How does Donne use repetition, personification, or irony in "The Sun Rising"?
1. Repetition--Donne's use of repetition is more subtle than many poets' use of the device. Instead of relying on a refrain, Donne repeats structure and ideas more than mere sounds or words. For example, each stanza is not only ten lines long but also includes short opening lines and then moves to the third and fourth lines (of each stanza) containing ten syllables each. He repeats the pattern of ten syllables in the ninth and tenth lines of every stanza. If one looks at the lines that have repetitive structure, they are similar in the sense that they are the speaker's perception of what the sun truly means to mankind.
2. Personification--Donne relies strongly on his personification of the sun. He first portrays the sun as an old, fickle woman.
BUSY old fool, unruly Sun,
Why dost thou thus,
Through windows, and through curtains, call on us?
Must to thy motions lovers' seasons run?
Saucy pedantic wretch, go chide
Late school-boys and sour prentices (lines 1-6).
Donne views the sun as someone who enjoys disturbing others' pleasure, whether it is lovers who must break away from the romance of the night or boys who are up to no good under the cover of darkness. The poet continues to use personification to illustrate that the sun is an old woman who wants attention but who really has no true power over man.
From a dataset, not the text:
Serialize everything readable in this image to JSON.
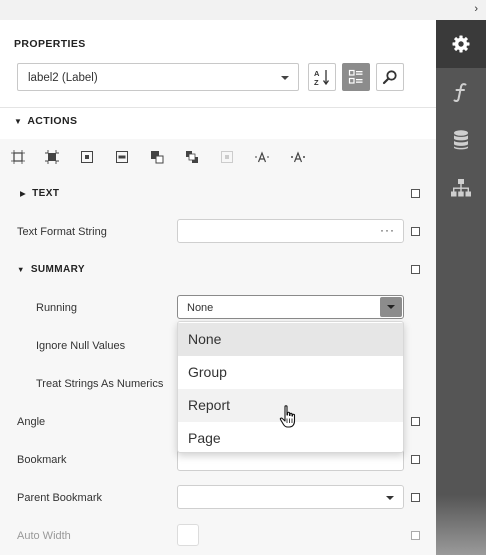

In fact, the speaker claims that he can ignore the "old woman" (the sun) simply by closing his eyes if he so chooses (Stanza 2).
3. The irony is connected to the truth presented in Stanza 3.
Thou, Sun, art half as happy as we,
In that the world's contracted thus ;
Thine age asks ease, and since thy duties be
To warm the world, that's done in warming us (lines 25-28).
The irony lies in the idea that the sun should be viewed by humans as a power to be respected, but the speaker still feels that he can command her or even try to "ease" her work in her old age.
In one of Donne's most famous lines, at the very start of "The Sun Rising," the speaker personifies the sun as a "busy old fool" because its appearance signals the end of night and of his time in bed with his beloved. His use of repetition consists not so much in repeating specific words or sounds as it does in his insistent "questioning" of the sun, hammering away at it with a kind of good-natured anger about the interruption of his love-making.
The irony of this poem is rooted in the basic contradiction between the speaker's "anger" at the sun, and his simultaneous acknowledgement that the sun illuminates his beloved. And his tone, despite this anger, is joyful. Of the sun's rays, he says "I could eclipse and cloud them with a wink, / But that I would not lose her sight so long." The personification of the sun is extended to the claim that the sun's "happiness" is diminished because the whole world has been contracted to this bedroom. This is typical of the extravagant conceits used by Donne and the other metaphysical poets. And in the final stanza, the ultimate irony is that the speaker appears to "blame" the sun for intruding upon him and his woman, yet celebrates the sunlight because the splendor of this couple in love is so great that it is projected outward to the rest of the world: " . . . and since thy duties be to warm the world, / That's done in warming us."